        For my second daughter we were stuck on what to call her. The first name we had ready was stolen by my brother for his second daughter (after he and his wife poo pooed the name) that child was born on my birthday too.

        We thought about my grand mother’s name for her. At the time my wife liked the name Augusta but if we followed the pattern she would have been named Augusta Georgia (Georgia being my grandmother’s name). Then she thought she liked the name Hilary. My first daughter is Chelsea. I refuse to bring that combination into my house.

        Finally, my daughter’s name came to us out of the blue. It wasn’t till months after she was born that we discovered she had the shortened form of my paternal grandmother’s name along with a similar middle name. Until that time I had never heard my grandmother’s name. Never met her or anything. She was gone long before I was born.

        We figured it was a sign from the afterlife or something.

        • Candy

          What great stories about your daughters’ names.

          Messages from the afterlife, heritage, history & a mini family feud!

      • Yeah real world names have to reflect their era. We don’t normally think of names as being culturally driven but it’s true. I name my daughter after one of my favourite 1940’s actresses so when I had a girl, naming her was easy. I’m really glad she wasn’t a boy because I was leaning towards Etienne for a boy. It sounds great in French but the poor kid would have ended up being called ET at school. 😉

        • Candy

          Having coped with both the obvious Candy is Dandy etc. AND the candida with a small C (the yeast)… I’m happy that you were sensitive to the nickname potential. I think about that for characters, too. Did Mom & Dad realize where that name could lead?

  3. I’ve been known to browse census files where the popularity of names for boys and girls gets ranked from year to year. Then I’ll go to sites that give the meanings behind names. I do tend to pick names whose meanings relate to a significant character trait (at least for my novel, but not for short stories). Months ago, when I was still toying with the idea of a modern-day vampire story, I came up with a character named Liam Ward. Liam means determined guardian or protector and Ward also means to guard. Never say never, but I probably won’t try to write a vampire story, but I still think it’s a great name for a character.

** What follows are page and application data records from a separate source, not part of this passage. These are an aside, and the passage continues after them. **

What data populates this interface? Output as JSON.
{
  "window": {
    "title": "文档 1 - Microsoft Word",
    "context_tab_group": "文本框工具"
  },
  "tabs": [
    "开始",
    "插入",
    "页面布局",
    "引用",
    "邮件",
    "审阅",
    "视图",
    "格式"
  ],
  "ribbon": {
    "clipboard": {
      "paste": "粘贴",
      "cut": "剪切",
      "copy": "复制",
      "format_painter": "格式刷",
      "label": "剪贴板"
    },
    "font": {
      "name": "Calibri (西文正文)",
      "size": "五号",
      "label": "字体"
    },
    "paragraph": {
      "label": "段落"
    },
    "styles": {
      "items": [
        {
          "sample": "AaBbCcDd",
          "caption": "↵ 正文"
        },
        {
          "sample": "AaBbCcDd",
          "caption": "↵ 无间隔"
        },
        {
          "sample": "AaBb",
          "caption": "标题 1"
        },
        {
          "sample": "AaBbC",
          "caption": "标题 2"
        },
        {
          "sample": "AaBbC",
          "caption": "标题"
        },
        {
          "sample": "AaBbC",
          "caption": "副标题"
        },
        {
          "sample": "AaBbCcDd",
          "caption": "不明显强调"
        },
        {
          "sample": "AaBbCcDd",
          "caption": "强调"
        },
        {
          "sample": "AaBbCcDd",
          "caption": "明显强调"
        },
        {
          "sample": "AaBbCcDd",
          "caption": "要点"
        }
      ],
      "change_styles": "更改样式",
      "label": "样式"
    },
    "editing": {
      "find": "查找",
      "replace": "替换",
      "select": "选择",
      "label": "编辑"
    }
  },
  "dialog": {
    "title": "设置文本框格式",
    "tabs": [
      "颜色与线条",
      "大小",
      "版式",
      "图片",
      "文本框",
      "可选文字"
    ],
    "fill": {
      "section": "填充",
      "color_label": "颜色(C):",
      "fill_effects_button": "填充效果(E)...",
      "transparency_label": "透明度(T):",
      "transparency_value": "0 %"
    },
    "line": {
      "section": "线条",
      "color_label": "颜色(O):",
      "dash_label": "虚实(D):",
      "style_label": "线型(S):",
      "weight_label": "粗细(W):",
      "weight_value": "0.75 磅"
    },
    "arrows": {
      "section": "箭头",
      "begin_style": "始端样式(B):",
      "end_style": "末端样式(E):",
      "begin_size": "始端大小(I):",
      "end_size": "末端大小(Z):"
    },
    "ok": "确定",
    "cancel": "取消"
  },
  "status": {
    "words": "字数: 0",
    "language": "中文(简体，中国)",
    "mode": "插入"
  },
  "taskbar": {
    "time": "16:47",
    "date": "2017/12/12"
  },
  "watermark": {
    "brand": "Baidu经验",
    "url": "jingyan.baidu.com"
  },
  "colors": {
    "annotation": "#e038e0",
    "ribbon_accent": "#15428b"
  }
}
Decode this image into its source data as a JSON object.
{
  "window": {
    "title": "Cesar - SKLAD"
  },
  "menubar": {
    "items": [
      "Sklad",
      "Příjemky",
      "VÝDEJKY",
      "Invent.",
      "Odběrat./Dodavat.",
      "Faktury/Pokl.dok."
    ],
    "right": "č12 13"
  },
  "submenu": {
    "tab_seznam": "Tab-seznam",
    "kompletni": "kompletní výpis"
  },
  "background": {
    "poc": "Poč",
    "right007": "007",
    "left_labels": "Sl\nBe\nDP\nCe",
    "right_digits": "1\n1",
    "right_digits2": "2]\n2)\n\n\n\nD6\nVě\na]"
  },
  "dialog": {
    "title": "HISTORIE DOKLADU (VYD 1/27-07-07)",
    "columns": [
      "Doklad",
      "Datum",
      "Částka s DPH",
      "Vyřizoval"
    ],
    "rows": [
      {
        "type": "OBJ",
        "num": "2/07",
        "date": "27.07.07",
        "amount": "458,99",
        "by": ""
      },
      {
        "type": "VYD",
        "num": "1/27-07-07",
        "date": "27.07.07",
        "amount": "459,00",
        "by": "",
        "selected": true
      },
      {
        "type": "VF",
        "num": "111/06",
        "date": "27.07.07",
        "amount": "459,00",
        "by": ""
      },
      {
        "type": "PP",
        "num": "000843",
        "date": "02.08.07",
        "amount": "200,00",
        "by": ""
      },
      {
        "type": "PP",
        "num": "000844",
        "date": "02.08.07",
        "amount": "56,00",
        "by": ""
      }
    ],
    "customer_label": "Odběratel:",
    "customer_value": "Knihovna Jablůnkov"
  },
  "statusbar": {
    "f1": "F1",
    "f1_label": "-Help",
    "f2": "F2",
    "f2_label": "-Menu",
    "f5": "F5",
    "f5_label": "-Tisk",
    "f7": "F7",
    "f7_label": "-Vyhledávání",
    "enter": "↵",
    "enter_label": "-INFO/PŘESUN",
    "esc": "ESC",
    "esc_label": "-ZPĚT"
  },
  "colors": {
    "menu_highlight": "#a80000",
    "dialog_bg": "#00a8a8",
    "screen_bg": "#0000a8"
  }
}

    • Candy

      It’s an excellent name for a character! And Liam could have a very interesting backstory… Irish heritage or adopted by a family that named him. Lots of possibilities.

      I’ve always been interested in people who have changed their names and why. The new mayor of NYC (as of yesterday’s election) took his mother’s maiden name as a young man. His father was a very troubled WWII veteran, an alcoholic etc. and he was not a big presence in DeBlasio’s life as a child and teen. He identified with his mother’s family and eventually made it official.

      Years ago, I knew a woman named Eleanor — a perfectly fine, if old-fashioned name that happens to be my mother’s name — but this Eleanor legally changed it to Tommy (maybe it was Tommie… I don’t remember). She really hated being named Eleanor. My mom, at the age of 16, added an E at the end of her name so she is ELEANORE — causes all sorts of wacky problems.